Courage is not the absence of fear, but rather the judgment that something else is more important than fear. – Ambrose Redmoon
Oh, Rich… Marv… Sim… Reg… Oh, Lucky, whatever your name is… He’s a man of many handles, some rather unfortunate ones, too, as well as a bit of a mess, but a lovable one he is, at that. Richmond “Lucky” Lucklighter is a pretty simplicated man, when it comes down to figuring him out—straightforward but complicated at the same time.
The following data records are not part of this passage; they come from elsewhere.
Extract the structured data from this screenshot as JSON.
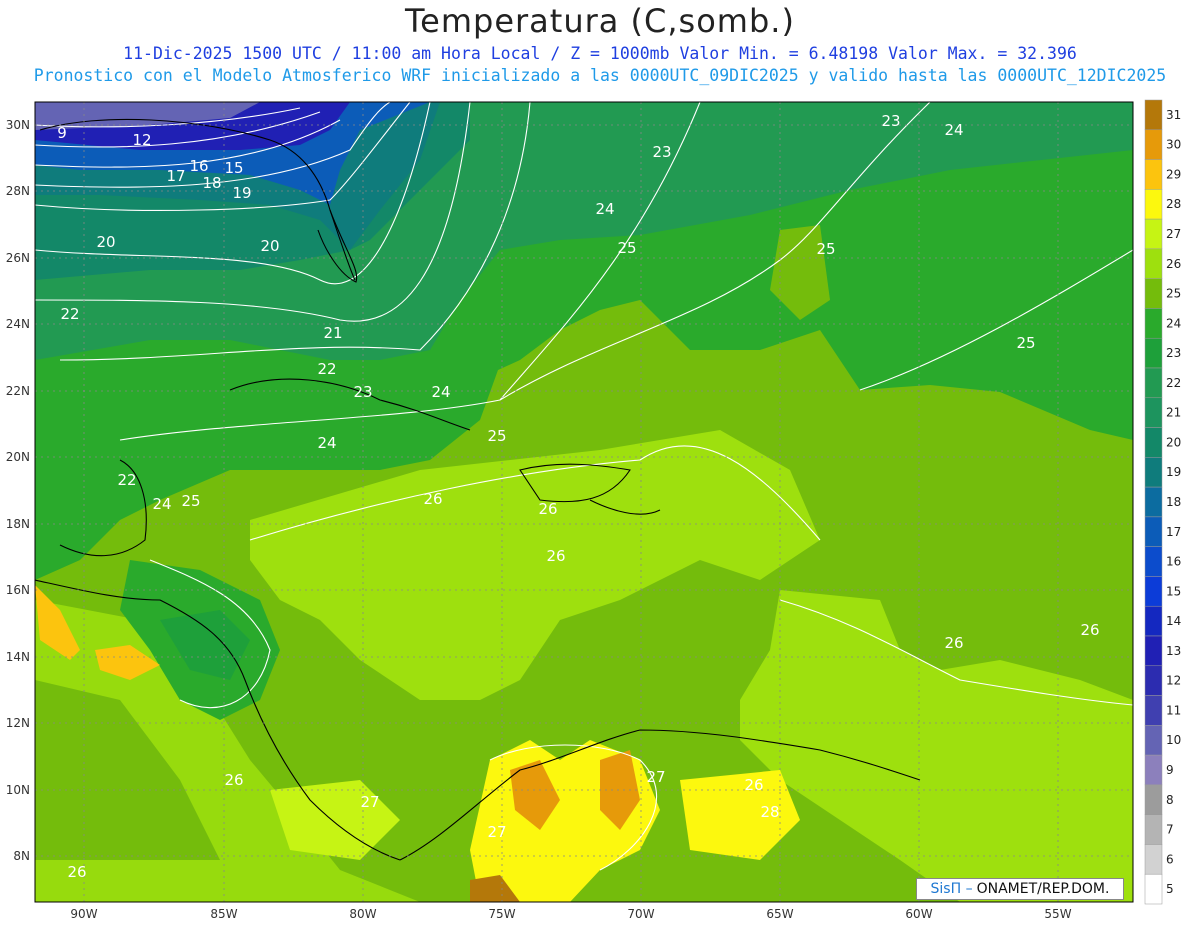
{
  "header": {
    "title": "Temperatura (C,somb.)",
    "subtitle_1": "11-Dic-2025 1500 UTC / 11:00 am Hora Local / Z = 1000mb   Valor Min. = 6.48198  Valor Max. = 32.396",
    "subtitle_2": "Pronostico con el Modelo Atmosferico WRF inicializado a las 0000UTC_09DIC2025 y valido hasta las  0000UTC_12DIC2025"
  },
  "map": {
    "lon_labels": [
      "90W",
      "85W",
      "80W",
      "75W",
      "70W",
      "65W",
      "60W",
      "55W"
    ],
    "lat_labels": [
      "30N",
      "28N",
      "26N",
      "24N",
      "22N",
      "20N",
      "18N",
      "16N",
      "14N",
      "12N",
      "10N",
      "8N"
    ],
    "contour_labels": [
      "9",
      "12",
      "15",
      "16",
      "17",
      "18",
      "19",
      "20",
      "20",
      "21",
      "22",
      "22",
      "22",
      "23",
      "23",
      "23",
      "24",
      "24",
      "24",
      "24",
      "24",
      "25",
      "25",
      "25",
      "25",
      "25",
      "26",
      "26",
      "26",
      "26",
      "26",
      "26",
      "26",
      "26",
      "27",
      "27",
      "27",
      "28"
    ]
  },
  "legend": {
    "levels": [
      "31",
      "30",
      "29",
      "28",
      "27",
      "26",
      "25",
      "24",
      "23",
      "22",
      "21",
      "20",
      "19",
      "18",
      "17",
      "16",
      "15",
      "14",
      "13",
      "12",
      "11",
      "10",
      "9",
      "8",
      "7",
      "6",
      "5"
    ],
    "colors": [
      "#b4780a",
      "#e69a0a",
      "#fcc40e",
      "#fcf80e",
      "#c6f414",
      "#9ee00e",
      "#74bc0c",
      "#2aaa2c",
      "#1ea03a",
      "#229a52",
      "#1d945e",
      "#138868",
      "#0f7c7c",
      "#0c6ca0",
      "#0c5cb8",
      "#0c4ccc",
      "#0c3cd8",
      "#1428c0",
      "#2020b4",
      "#2c2cb0",
      "#4040b0",
      "#6464b4",
      "#8c80bc",
      "#9c9c9c",
      "#b4b4b4",
      "#d2d2d2",
      "#ffffff"
    ]
  },
  "credit": {
    "brand": "SisΠ –",
    "org": "ONAMET/REP.DOM."
  }
}
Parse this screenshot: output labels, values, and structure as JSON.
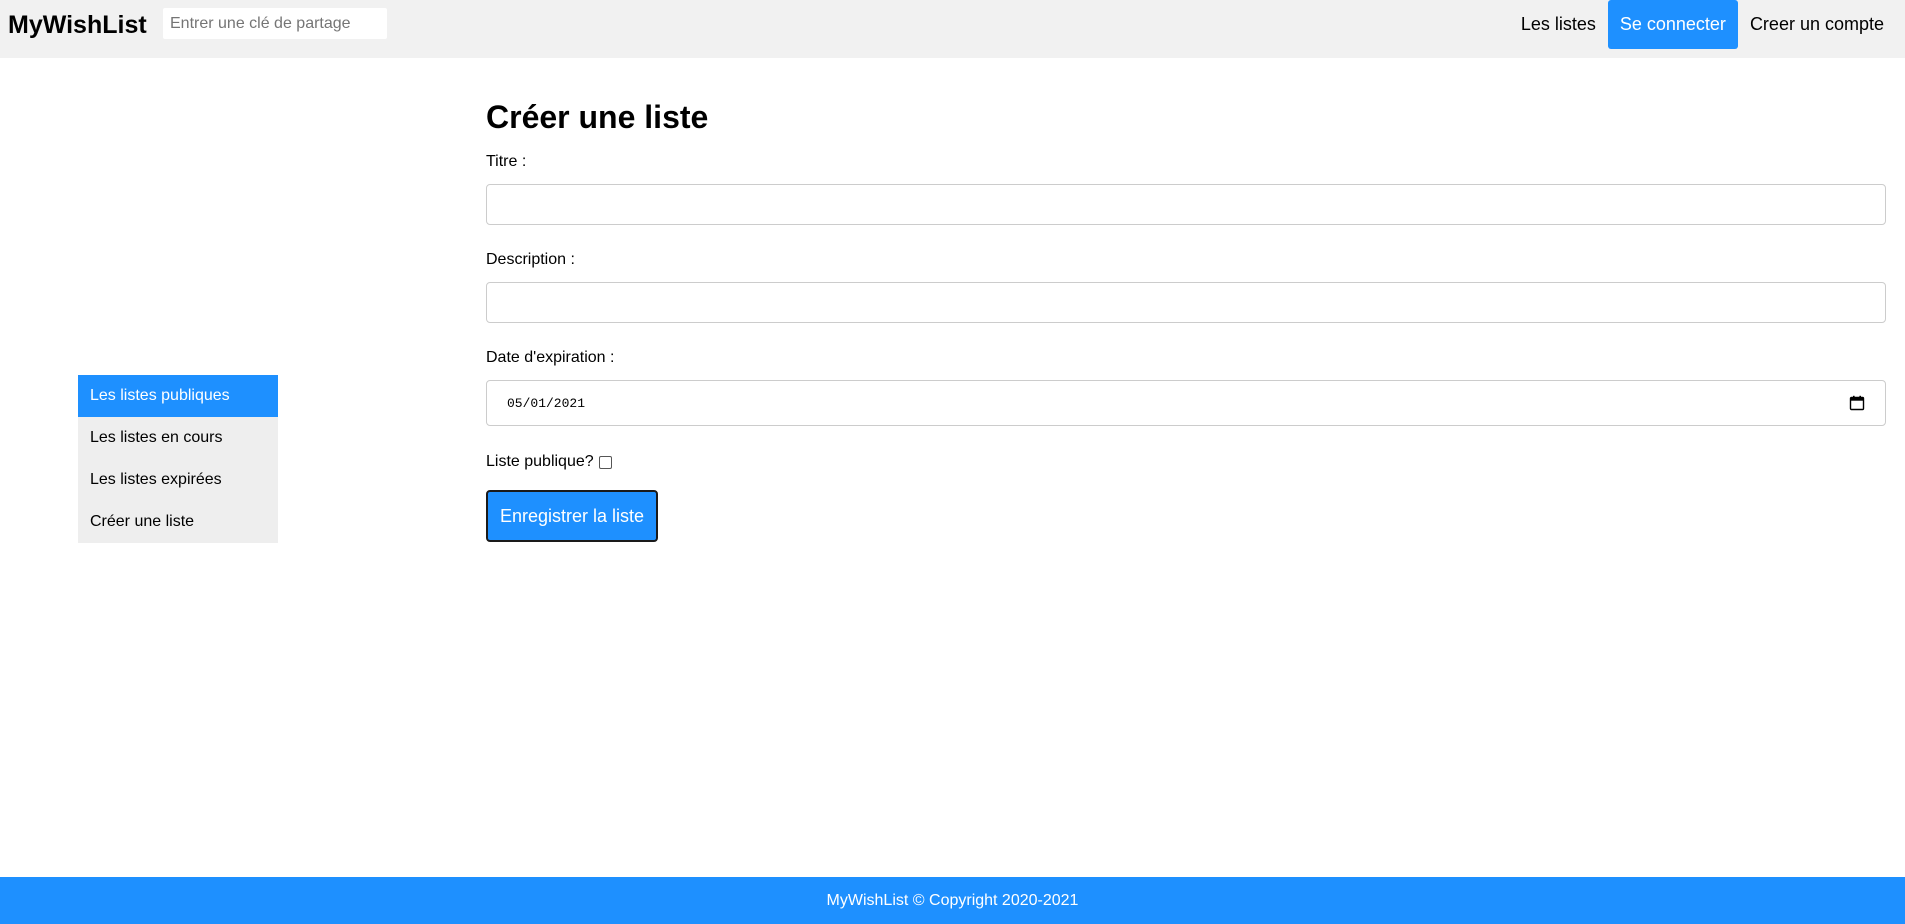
{
  "header": {
    "brand": "MyWishList",
    "share_key_placeholder": "Entrer une clé de partage",
    "nav": {
      "lists": "Les listes",
      "login": "Se connecter",
      "register": "Creer un compte"
    }
  },
  "sidebar": {
    "items": [
      {
        "label": "Les listes publiques",
        "active": true
      },
      {
        "label": "Les listes en cours",
        "active": false
      },
      {
        "label": "Les listes expirées",
        "active": false
      },
      {
        "label": "Créer une liste",
        "active": false
      }
    ]
  },
  "form": {
    "title": "Créer une liste",
    "title_label": "Titre :",
    "title_value": "",
    "description_label": "Description :",
    "description_value": "",
    "expiration_label": "Date d'expiration :",
    "expiration_value": "05/01/2021",
    "public_label": "Liste publique?",
    "public_checked": false,
    "submit_label": "Enregistrer la liste"
  },
  "footer": {
    "text": "MyWishList © Copyright 2020-2021"
  },
  "colors": {
    "accent": "#1e90ff",
    "topbar_bg": "#f1f1f1",
    "sidebar_bg": "#eeeeee"
  },
  "icons": {
    "calendar": "calendar-icon"
  }
}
Lucky and his partner in the SNB, Bo Schollenberger, are back in Eden Winters’ Collusion, the sequel to Diversion, and this time they’re taking on the gray market in the prescription drug industry. The what? Yes, that’s what I said; not the black market, the gray market. Who knew? Not me, so not only was this book entertaining, it was also educational.
Seems there’s a critical shortage of some very crucial drugs in the United States, a shortage that’s being made much worse by the fact there are wholesalers and middlemen who’re buying up those limited supplies and essentially holding them hostage until they can be sold at horribly inflated prices for huge profits. But here’s the kicker: it’s not illegal. Immoral, yes, but not illegal.
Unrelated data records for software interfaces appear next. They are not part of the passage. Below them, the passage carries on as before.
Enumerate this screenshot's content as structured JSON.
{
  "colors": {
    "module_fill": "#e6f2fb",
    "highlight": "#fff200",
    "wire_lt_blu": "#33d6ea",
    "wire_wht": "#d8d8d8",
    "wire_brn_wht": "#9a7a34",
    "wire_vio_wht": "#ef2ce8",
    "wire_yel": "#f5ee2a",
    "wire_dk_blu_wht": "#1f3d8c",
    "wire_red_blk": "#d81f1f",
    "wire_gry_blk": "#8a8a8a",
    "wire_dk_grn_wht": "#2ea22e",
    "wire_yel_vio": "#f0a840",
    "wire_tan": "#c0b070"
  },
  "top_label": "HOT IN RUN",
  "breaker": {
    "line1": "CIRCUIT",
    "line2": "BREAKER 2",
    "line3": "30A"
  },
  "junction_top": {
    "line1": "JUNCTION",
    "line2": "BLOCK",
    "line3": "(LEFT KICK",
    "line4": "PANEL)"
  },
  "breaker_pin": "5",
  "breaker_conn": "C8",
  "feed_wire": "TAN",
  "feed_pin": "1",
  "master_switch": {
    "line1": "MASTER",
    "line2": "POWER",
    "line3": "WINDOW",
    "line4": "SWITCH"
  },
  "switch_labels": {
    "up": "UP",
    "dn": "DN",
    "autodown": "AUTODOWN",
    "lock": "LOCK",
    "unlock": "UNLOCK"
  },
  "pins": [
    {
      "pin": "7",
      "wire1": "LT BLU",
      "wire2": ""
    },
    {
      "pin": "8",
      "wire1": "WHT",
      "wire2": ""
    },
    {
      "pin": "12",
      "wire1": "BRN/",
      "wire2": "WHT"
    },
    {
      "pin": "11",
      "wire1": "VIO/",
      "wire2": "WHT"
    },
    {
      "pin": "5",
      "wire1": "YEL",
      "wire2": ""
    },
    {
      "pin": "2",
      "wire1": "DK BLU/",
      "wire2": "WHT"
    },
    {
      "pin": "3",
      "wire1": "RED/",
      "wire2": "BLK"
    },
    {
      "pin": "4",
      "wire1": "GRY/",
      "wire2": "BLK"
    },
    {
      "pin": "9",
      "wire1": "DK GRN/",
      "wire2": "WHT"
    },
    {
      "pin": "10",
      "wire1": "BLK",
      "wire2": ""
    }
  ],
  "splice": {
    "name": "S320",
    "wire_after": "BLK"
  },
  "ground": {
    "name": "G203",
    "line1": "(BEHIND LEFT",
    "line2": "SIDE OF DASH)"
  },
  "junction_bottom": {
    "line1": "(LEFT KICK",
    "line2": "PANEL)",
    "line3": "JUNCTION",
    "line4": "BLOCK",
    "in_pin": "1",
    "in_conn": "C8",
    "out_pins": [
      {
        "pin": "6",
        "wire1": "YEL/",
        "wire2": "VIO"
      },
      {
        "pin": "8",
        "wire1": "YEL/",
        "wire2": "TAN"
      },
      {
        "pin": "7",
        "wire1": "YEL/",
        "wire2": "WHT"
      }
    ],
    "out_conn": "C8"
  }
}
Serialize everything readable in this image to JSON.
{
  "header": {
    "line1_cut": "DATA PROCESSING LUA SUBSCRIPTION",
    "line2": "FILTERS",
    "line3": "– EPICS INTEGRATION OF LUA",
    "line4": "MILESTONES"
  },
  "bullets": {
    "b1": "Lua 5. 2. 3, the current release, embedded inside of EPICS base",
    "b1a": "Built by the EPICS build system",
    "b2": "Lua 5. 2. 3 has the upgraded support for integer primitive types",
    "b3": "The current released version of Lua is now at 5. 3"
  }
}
Lucky and Bo end up at a children’s hospital this time, posing as employees to try to discover the supplier that’s not only behind the price gouging but is also guilty of exacerbating the problem of the already short supply of the cancer drugs the hospital’s patients so desperately need. Desperation definitely becomes the name of the game this time around, especially when doctors turn to desperate measures, with the best of intentions but with disastrous results for the young patients who end up paying far too steep a price for the substitute foreign meds their given.
Bo’s full immersion in the assigned job of prescription drug buyer for the hospital comes at its own price for the man whose heart never does anything by halves. Paired with the frustration of few to no clues on how to fix the problems in a system where no real crime is being committed, it causes its share of problems between him and Lucky at work. It also adds no small amount of pressure to their already shaky relationship outside of the job. If they’re even in a relationship. Lucky contemplates this a lot along the way, trying to convince himself they’re just co-workers with benefits, but nursing a steady fear that they’re very much more.
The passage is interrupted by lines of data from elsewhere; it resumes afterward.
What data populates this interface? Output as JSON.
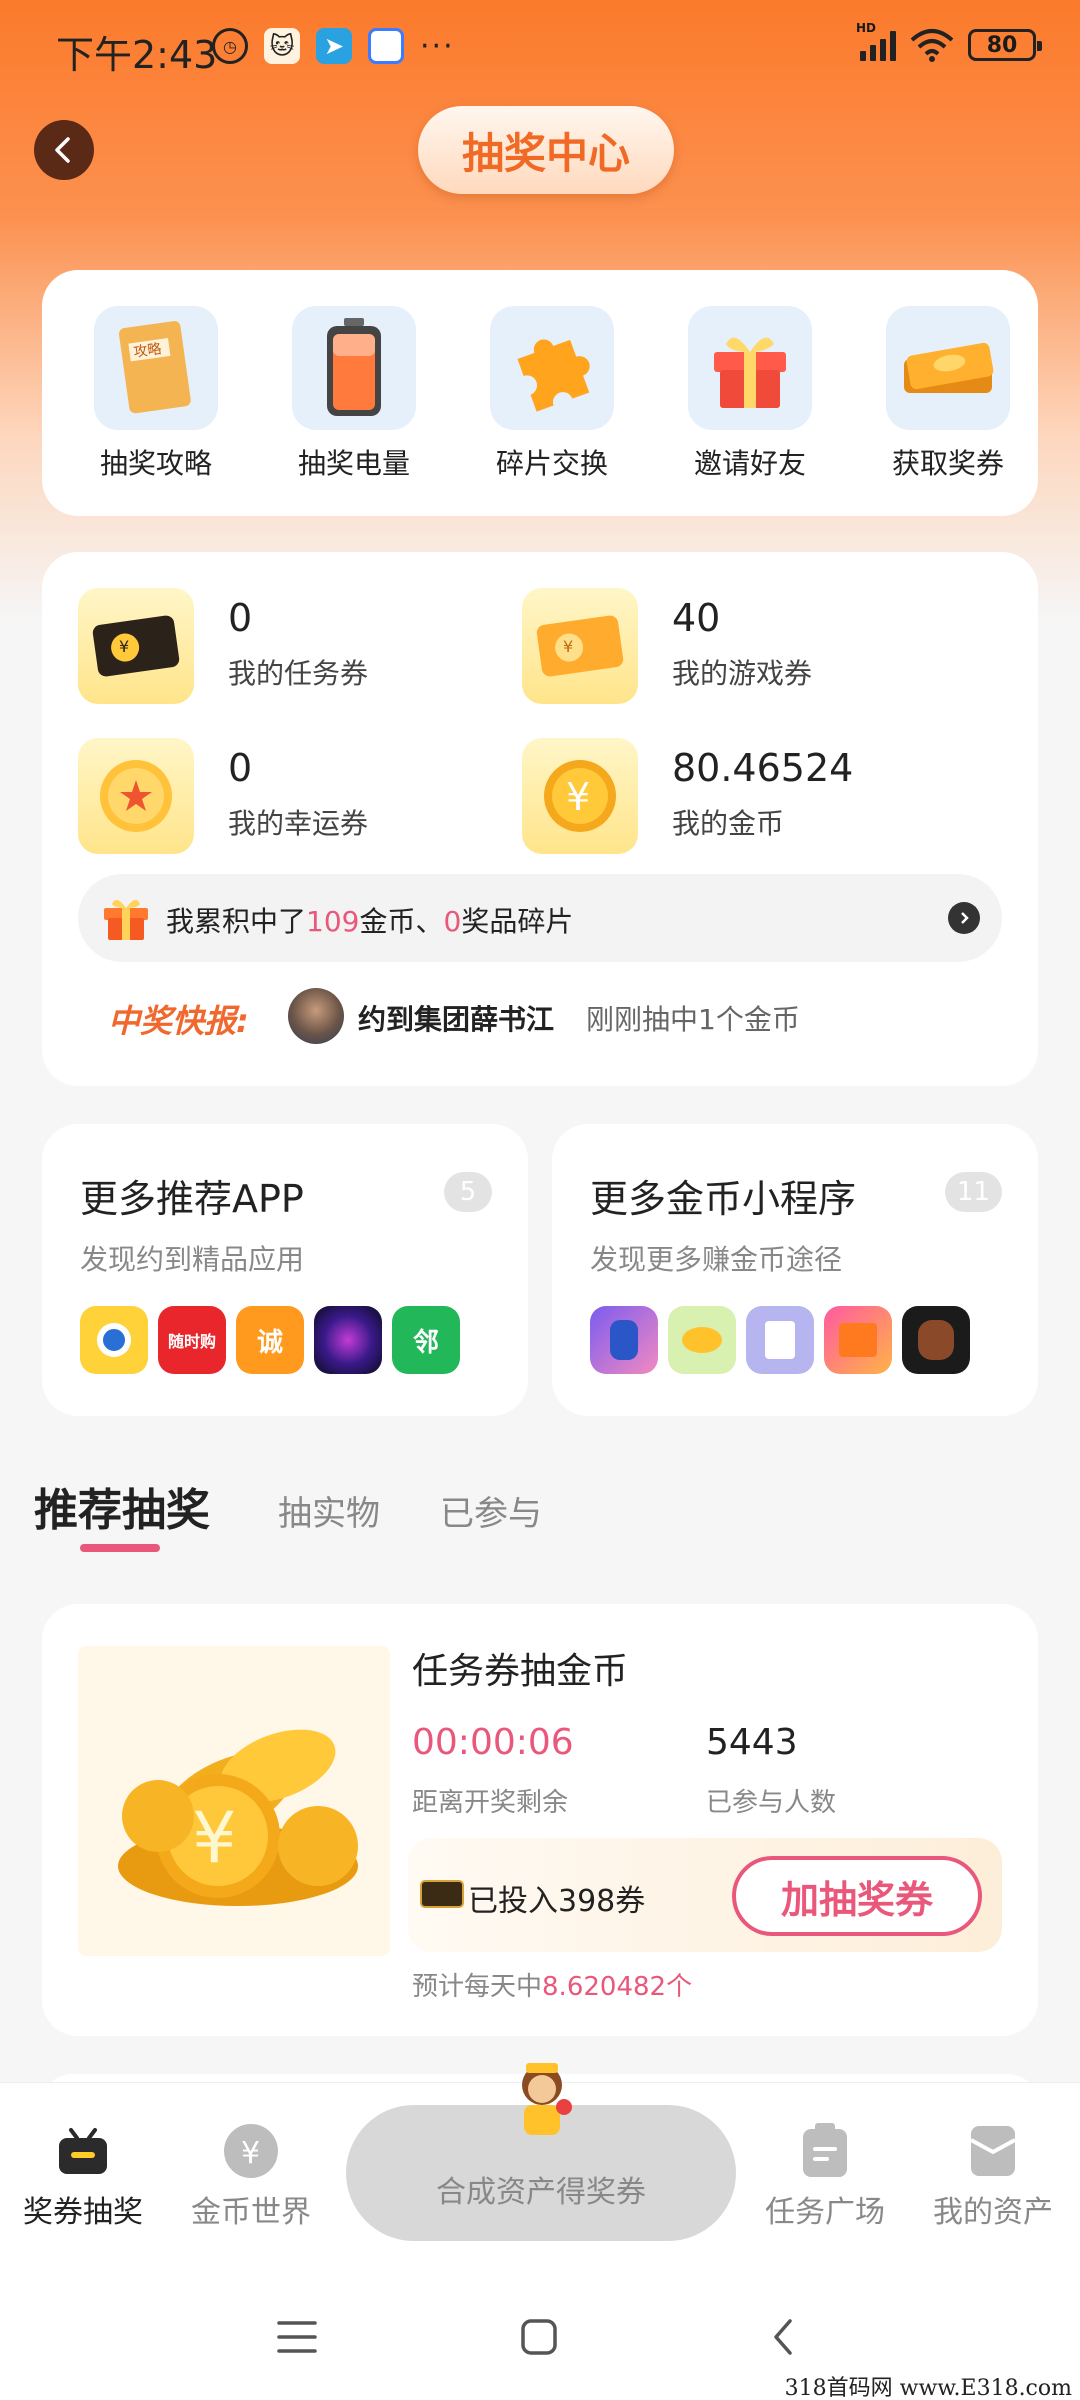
{
  "status_bar": {
    "time": "下午2:43",
    "more": "···",
    "network": "HD",
    "battery": "80"
  },
  "header": {
    "title": "抽奖中心"
  },
  "quick_menu": [
    {
      "label": "抽奖攻略",
      "icon": "strategy-book-icon"
    },
    {
      "label": "抽奖电量",
      "icon": "battery-icon"
    },
    {
      "label": "碎片交换",
      "icon": "puzzle-piece-icon"
    },
    {
      "label": "邀请好友",
      "icon": "gift-box-icon"
    },
    {
      "label": "获取奖券",
      "icon": "ticket-icon"
    }
  ],
  "stats": [
    {
      "value": "0",
      "label": "我的任务券",
      "icon": "task-ticket-icon"
    },
    {
      "value": "40",
      "label": "我的游戏券",
      "icon": "game-ticket-icon"
    },
    {
      "value": "0",
      "label": "我的幸运券",
      "icon": "lucky-coin-icon"
    },
    {
      "value": "80.46524",
      "label": "我的金币",
      "icon": "gold-coin-icon"
    }
  ],
  "accumulated": {
    "prefix": "我累积中了",
    "coins": "109",
    "middle": "金币、",
    "fragments": "0",
    "suffix": "奖品碎片"
  },
  "news": {
    "label": "中奖快报:",
    "user": "约到集团薛书江",
    "message": "刚刚抽中1个金币"
  },
  "recommend": [
    {
      "title": "更多推荐APP",
      "badge": "5",
      "subtitle": "发现约到精品应用",
      "apps": [
        "app-penguin",
        "app-suishigou",
        "app-cheng",
        "app-orb",
        "app-lin"
      ],
      "app_texts": [
        "",
        "随时购",
        "诚",
        "",
        "邻"
      ]
    },
    {
      "title": "更多金币小程序",
      "badge": "11",
      "subtitle": "发现更多赚金币途径",
      "apps": [
        "app-hero",
        "app-coins",
        "app-doc",
        "app-box",
        "app-jar"
      ],
      "app_texts": [
        "",
        "",
        "",
        "",
        ""
      ]
    }
  ],
  "tabs": [
    {
      "label": "推荐抽奖",
      "active": true
    },
    {
      "label": "抽实物",
      "active": false
    },
    {
      "label": "已参与",
      "active": false
    }
  ],
  "lottery": {
    "title": "任务券抽金币",
    "countdown": "00:00:06",
    "countdown_label": "距离开奖剩余",
    "joined": "5443",
    "joined_label": "已参与人数",
    "invested": "已投入398券",
    "add_button": "加抽奖券",
    "estimate_prefix": "预计每天中",
    "estimate_value": "8.620482个"
  },
  "bottom_nav": [
    {
      "label": "奖券抽奖",
      "icon": "ticket-box-icon",
      "active": true
    },
    {
      "label": "金币世界",
      "icon": "yuan-coin-icon",
      "active": false
    },
    {
      "label": "任务广场",
      "icon": "clipboard-icon",
      "active": false
    },
    {
      "label": "我的资产",
      "icon": "wallet-icon",
      "active": false
    }
  ],
  "center_action": {
    "label": "合成资产得奖券"
  },
  "watermark": "318首码网 www.E318.com",
  "colors": {
    "brand_orange": "#fb7a2b",
    "accent_pink": "#e9577b",
    "title_orange": "#f06a25"
  }
}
Action and danger play out against the growing evidence that Lucky’s heart is caught up in something his head hasn’t quite deciphered yet—namely that Bo is the someone he not only loves but needs in a way he’s entirely unfamiliar with. That’s the very definition of fear for a man whose existence is based on questioning everything, trusting no one, and depending solely upon himself and his own smarts for survival, which is only slightly ironic for a man who’s legally dead. But the very definition of courage for Lucky is coming to the realization that Bo is far more important to him than the fear that might cause him to lose the man who’s come to define home. Seems like Bo just keeps saving Lucky from himself.
If you read Diversion and loved it, you won’t want to miss out on Collusion. Eden Winters has delivered Lucky and Bo to a new place in their relationship, and I’m pretty anxious to see where they’ll go next.